▸ Task item
Reproduce all of the data below without alteration; exclude every picture.

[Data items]
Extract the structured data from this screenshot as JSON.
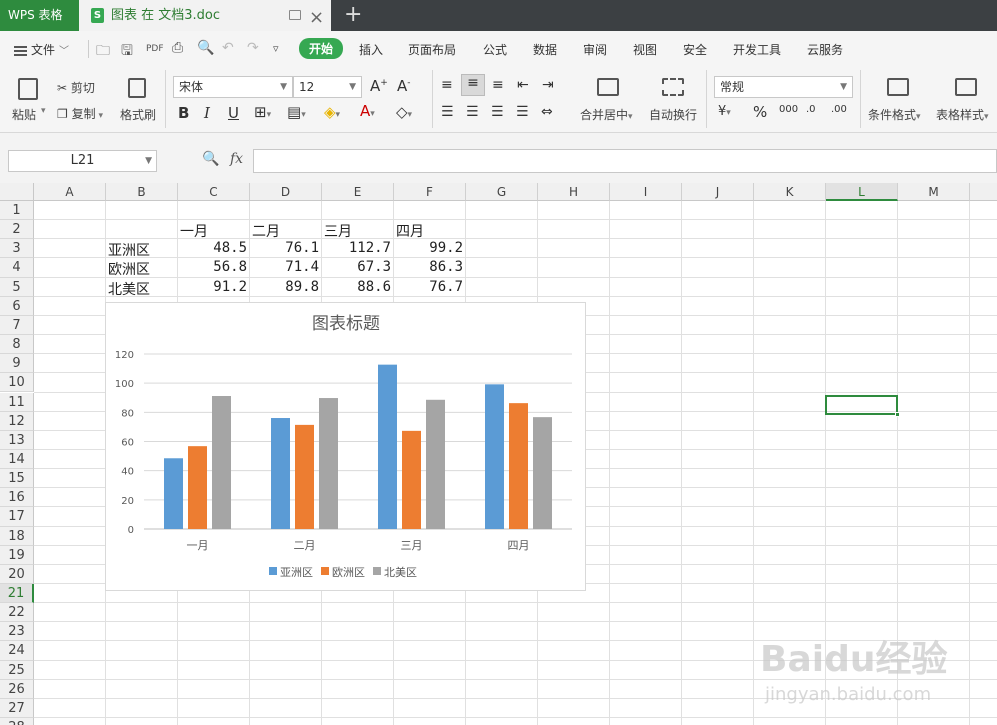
{
  "titlebar": {
    "app_name": "WPS 表格",
    "doc_icon_letter": "S",
    "doc_title": "图表 在 文档3.doc"
  },
  "menu": {
    "file_label": "文件",
    "items": [
      {
        "label": "开始",
        "active": true
      },
      {
        "label": "插入"
      },
      {
        "label": "页面布局"
      },
      {
        "label": "公式"
      },
      {
        "label": "数据"
      },
      {
        "label": "审阅"
      },
      {
        "label": "视图"
      },
      {
        "label": "安全"
      },
      {
        "label": "开发工具"
      },
      {
        "label": "云服务"
      }
    ]
  },
  "ribbon": {
    "paste": "粘贴",
    "cut": "剪切",
    "copy": "复制",
    "format_painter": "格式刷",
    "font_name": "宋体",
    "font_size": "12",
    "number_format": "常规",
    "merge_center": "合并居中",
    "wrap_text": "自动换行",
    "cond_format": "条件格式",
    "table_style": "表格样式"
  },
  "formula_bar": {
    "name_box": "L21",
    "fx": "fx",
    "formula": ""
  },
  "sheet": {
    "columns": [
      "A",
      "B",
      "C",
      "D",
      "E",
      "F",
      "G",
      "H",
      "I",
      "J",
      "K",
      "L",
      "M"
    ],
    "selected_column": "L",
    "selected_row": 21,
    "row_count": 28,
    "header_row": [
      "一月",
      "二月",
      "三月",
      "四月"
    ],
    "rows": [
      {
        "label": "亚洲区",
        "values": [
          "48.5",
          "76.1",
          "112.7",
          "99.2"
        ]
      },
      {
        "label": "欧洲区",
        "values": [
          "56.8",
          "71.4",
          "67.3",
          "86.3"
        ]
      },
      {
        "label": "北美区",
        "values": [
          "91.2",
          "89.8",
          "88.6",
          "76.7"
        ]
      }
    ]
  },
  "chart_data": {
    "type": "bar",
    "title": "图表标题",
    "categories": [
      "一月",
      "二月",
      "三月",
      "四月"
    ],
    "series": [
      {
        "name": "亚洲区",
        "values": [
          48.5,
          76.1,
          112.7,
          99.2
        ],
        "color": "#5b9bd5"
      },
      {
        "name": "欧洲区",
        "values": [
          56.8,
          71.4,
          67.3,
          86.3
        ],
        "color": "#ed7d31"
      },
      {
        "name": "北美区",
        "values": [
          91.2,
          89.8,
          88.6,
          76.7
        ],
        "color": "#a5a5a5"
      }
    ],
    "ylim": [
      0,
      120
    ],
    "yticks": [
      0,
      20,
      40,
      60,
      80,
      100,
      120
    ],
    "grid": true,
    "legend": "bottom"
  },
  "watermark": {
    "brand": "Baidu经验",
    "url": "jingyan.baidu.com"
  }
}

▸ Result below
Extract the structured data from this screenshot as JSON.
{
  "titlebar": {
    "app_name": "WPS 表格",
    "doc_icon_letter": "S",
    "doc_title": "图表 在 文档3.doc"
  },
  "menu": {
    "file_label": "文件",
    "items": [
      {
        "label": "开始",
        "active": true
      },
      {
        "label": "插入"
      },
      {
        "label": "页面布局"
      },
      {
        "label": "公式"
      },
      {
        "label": "数据"
      },
      {
        "label": "审阅"
      },
      {
        "label": "视图"
      },
      {
        "label": "安全"
      },
      {
        "label": "开发工具"
      },
      {
        "label": "云服务"
      }
    ]
  },
  "ribbon": {
    "paste": "粘贴",
    "cut": "剪切",
    "copy": "复制",
    "format_painter": "格式刷",
    "font_name": "宋体",
    "font_size": "12",
    "number_format": "常规",
    "merge_center": "合并居中",
    "wrap_text": "自动换行",
    "cond_format": "条件格式",
    "table_style": "表格样式"
  },
  "formula_bar": {
    "name_box": "L21",
    "fx": "fx",
    "formula": ""
  },
  "sheet": {
    "columns": [
      "A",
      "B",
      "C",
      "D",
      "E",
      "F",
      "G",
      "H",
      "I",
      "J",
      "K",
      "L",
      "M"
    ],
    "selected_column": "L",
    "selected_row": 21,
    "row_count": 28,
    "header_row": [
      "一月",
      "二月",
      "三月",
      "四月"
    ],
    "rows": [
      {
        "label": "亚洲区",
        "values": [
          "48.5",
          "76.1",
          "112.7",
          "99.2"
        ]
      },
      {
        "label": "欧洲区",
        "values": [
          "56.8",
          "71.4",
          "67.3",
          "86.3"
        ]
      },
      {
        "label": "北美区",
        "values": [
          "91.2",
          "89.8",
          "88.6",
          "76.7"
        ]
      }
    ]
  },
  "chart_data": {
    "type": "bar",
    "title": "图表标题",
    "categories": [
      "一月",
      "二月",
      "三月",
      "四月"
    ],
    "series": [
      {
        "name": "亚洲区",
        "values": [
          48.5,
          76.1,
          112.7,
          99.2
        ],
        "color": "#5b9bd5"
      },
      {
        "name": "欧洲区",
        "values": [
          56.8,
          71.4,
          67.3,
          86.3
        ],
        "color": "#ed7d31"
      },
      {
        "name": "北美区",
        "values": [
          91.2,
          89.8,
          88.6,
          76.7
        ],
        "color": "#a5a5a5"
      }
    ],
    "ylim": [
      0,
      120
    ],
    "yticks": [
      0,
      20,
      40,
      60,
      80,
      100,
      120
    ],
    "grid": true,
    "legend": "bottom"
  },
  "watermark": {
    "brand": "Baidu经验",
    "url": "jingyan.baidu.com"
  }
}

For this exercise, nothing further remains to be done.